Tuesday, October 25, 2011
Tempus Edax Rerum - Unpublished Selections Explained, Med. VII.06
Meditation VII.06 - Tempus Edax Rerum - Translated by George Long and rewritten by Russell McNeil
How many after being celebrated by fame have been given up to oblivion; and how many who have celebrated the fame of others have long been dead.(1)
(1) This meditation captures the essence of Ovid's (20 March 43 BCE – CE 17/18) Stoic inspired aphorism: tempus edax rerum (Time the devourer of everything)." We who seek fame are chasing a phantom. To place reputation at the center of our life project is clearly self-centered and as such at variance with the law of nature that places the rights of community before the rights of the individual. It is also of course a meaningless quest since whatever else fame might seem, it is at best ephemeral since whoever acquires fame will lose the celebration of those who - like the one who has fame - will soon be dead. As is the case with any self serving activity, the energy we dissipate in the acquisition of fame is activity wasted. It serves not those we were born to help, and does nothing to bring happiness to the actor. The temporary ego serving pleasure brought by fame will fade in time and will expire at death.
Russell McNeil, PhD, is the author of The Meditations of Marcus Aurelius: Selections Annotated and Explained by Skylight Paths Publishing. The unpublished selections presented in this Blog are provided as supplemental material to the published selections which are annotated and explained in the book.

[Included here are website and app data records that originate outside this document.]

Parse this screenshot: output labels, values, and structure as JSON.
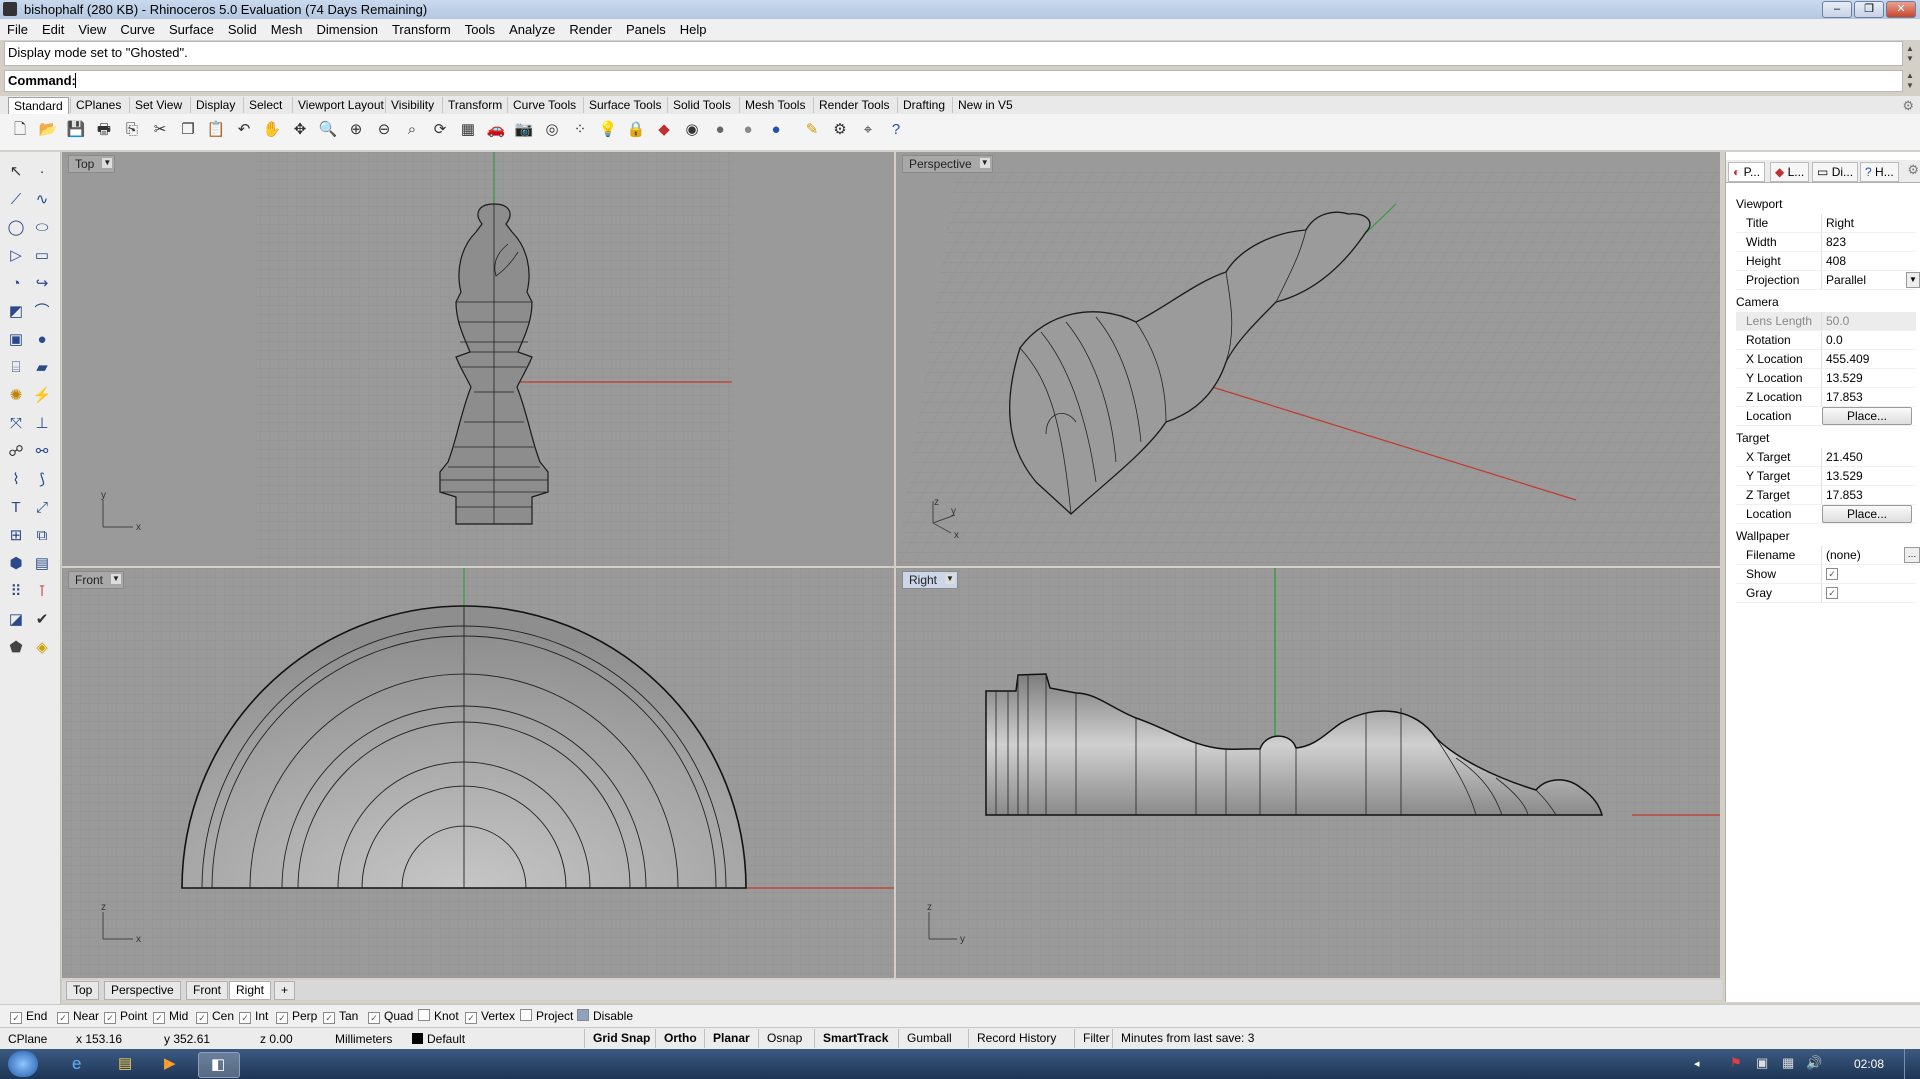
{
  "window": {
    "title": "bishophalf (280 KB) - Rhinoceros 5.0 Evaluation (74 Days Remaining)",
    "controls": {
      "minimize": "–",
      "maximize": "❐",
      "close": "✕"
    }
  },
  "menu": [
    "File",
    "Edit",
    "View",
    "Curve",
    "Surface",
    "Solid",
    "Mesh",
    "Dimension",
    "Transform",
    "Tools",
    "Analyze",
    "Render",
    "Panels",
    "Help"
  ],
  "command_history": "Display mode set to \"Ghosted\".",
  "command_prompt": "Command:",
  "toolbar_tabs": [
    "Standard",
    "CPlanes",
    "Set View",
    "Display",
    "Select",
    "Viewport Layout",
    "Visibility",
    "Transform",
    "Curve Tools",
    "Surface Tools",
    "Solid Tools",
    "Mesh Tools",
    "Render Tools",
    "Drafting",
    "New in V5"
  ],
  "toolbar_icons": [
    "new-icon",
    "open-icon",
    "save-icon",
    "print-icon",
    "import-icon",
    "cut-icon",
    "copy-icon",
    "paste-icon",
    "undo-icon",
    "pan-icon",
    "move-view-icon",
    "zoom-icon",
    "zoom-window-icon",
    "zoom-extents-icon",
    "zoom-selected-icon",
    "rotate-view-icon",
    "four-views-icon",
    "car-icon",
    "camera-icon",
    "target-icon",
    "points-icon",
    "light-icon",
    "lock-icon",
    "layer-icon",
    "color-wheel-icon",
    "shade-icon",
    "rendered-sphere-icon",
    "blue-sphere-icon",
    "properties-icon",
    "options-icon",
    "osnap-icon",
    "help-icon"
  ],
  "viewports": {
    "top": {
      "label": "Top",
      "axis_a": "y",
      "axis_b": "x"
    },
    "perspective": {
      "label": "Perspective",
      "axis_a": "z",
      "axis_b": "y",
      "axis_c": "x"
    },
    "front": {
      "label": "Front",
      "axis_a": "z",
      "axis_b": "x"
    },
    "right": {
      "label": "Right",
      "axis_a": "z",
      "axis_b": "y"
    }
  },
  "viewport_tabs": [
    "Top",
    "Perspective",
    "Front",
    "Right"
  ],
  "viewport_tab_add": "+",
  "panel": {
    "tabs": [
      "P...",
      "L...",
      "Di...",
      "H..."
    ],
    "sections": {
      "viewport": "Viewport",
      "camera": "Camera",
      "target": "Target",
      "wallpaper": "Wallpaper"
    },
    "viewport_rows": [
      {
        "key": "Title",
        "value": "Right"
      },
      {
        "key": "Width",
        "value": "823"
      },
      {
        "key": "Height",
        "value": "408"
      },
      {
        "key": "Projection",
        "value": "Parallel"
      }
    ],
    "camera_rows": [
      {
        "key": "Lens Length",
        "value": "50.0"
      },
      {
        "key": "Rotation",
        "value": "0.0"
      },
      {
        "key": "X Location",
        "value": "455.409"
      },
      {
        "key": "Y Location",
        "value": "13.529"
      },
      {
        "key": "Z Location",
        "value": "17.853"
      },
      {
        "key": "Location",
        "button": "Place..."
      }
    ],
    "target_rows": [
      {
        "key": "X Target",
        "value": "21.450"
      },
      {
        "key": "Y Target",
        "value": "13.529"
      },
      {
        "key": "Z Target",
        "value": "17.853"
      },
      {
        "key": "Location",
        "button": "Place..."
      }
    ],
    "wallpaper_rows": [
      {
        "key": "Filename",
        "value": "(none)"
      },
      {
        "key": "Show",
        "checked": true
      },
      {
        "key": "Gray",
        "checked": true
      }
    ]
  },
  "osnaps": [
    {
      "label": "End",
      "checked": true
    },
    {
      "label": "Near",
      "checked": true
    },
    {
      "label": "Point",
      "checked": true
    },
    {
      "label": "Mid",
      "checked": true
    },
    {
      "label": "Cen",
      "checked": true
    },
    {
      "label": "Int",
      "checked": true
    },
    {
      "label": "Perp",
      "checked": true
    },
    {
      "label": "Tan",
      "checked": true
    },
    {
      "label": "Quad",
      "checked": true
    },
    {
      "label": "Knot",
      "checked": false
    },
    {
      "label": "Vertex",
      "checked": true
    },
    {
      "label": "Project",
      "checked": false
    },
    {
      "label": "Disable",
      "checked": false
    }
  ],
  "status": {
    "cplane": "CPlane",
    "x": "x 153.16",
    "y": "y 352.61",
    "z": "z 0.00",
    "units": "Millimeters",
    "layer": "Default",
    "buttons": [
      {
        "label": "Grid Snap",
        "bold": true
      },
      {
        "label": "Ortho",
        "bold": true
      },
      {
        "label": "Planar",
        "bold": true
      },
      {
        "label": "Osnap",
        "bold": false
      },
      {
        "label": "SmartTrack",
        "bold": true
      },
      {
        "label": "Gumball",
        "bold": false
      },
      {
        "label": "Record History",
        "bold": false
      },
      {
        "label": "Filter",
        "bold": false
      }
    ],
    "save_info": "Minutes from last save: 3"
  },
  "taskbar": {
    "clock": "02:08"
  },
  "colors": {
    "viewport_bg": "#9a9a9a",
    "x_axis": "#c0392b",
    "y_axis": "#2e9e3a",
    "active_label": "#ccd6e8"
  }
}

The published selections are referenced in this Blog by page number and section.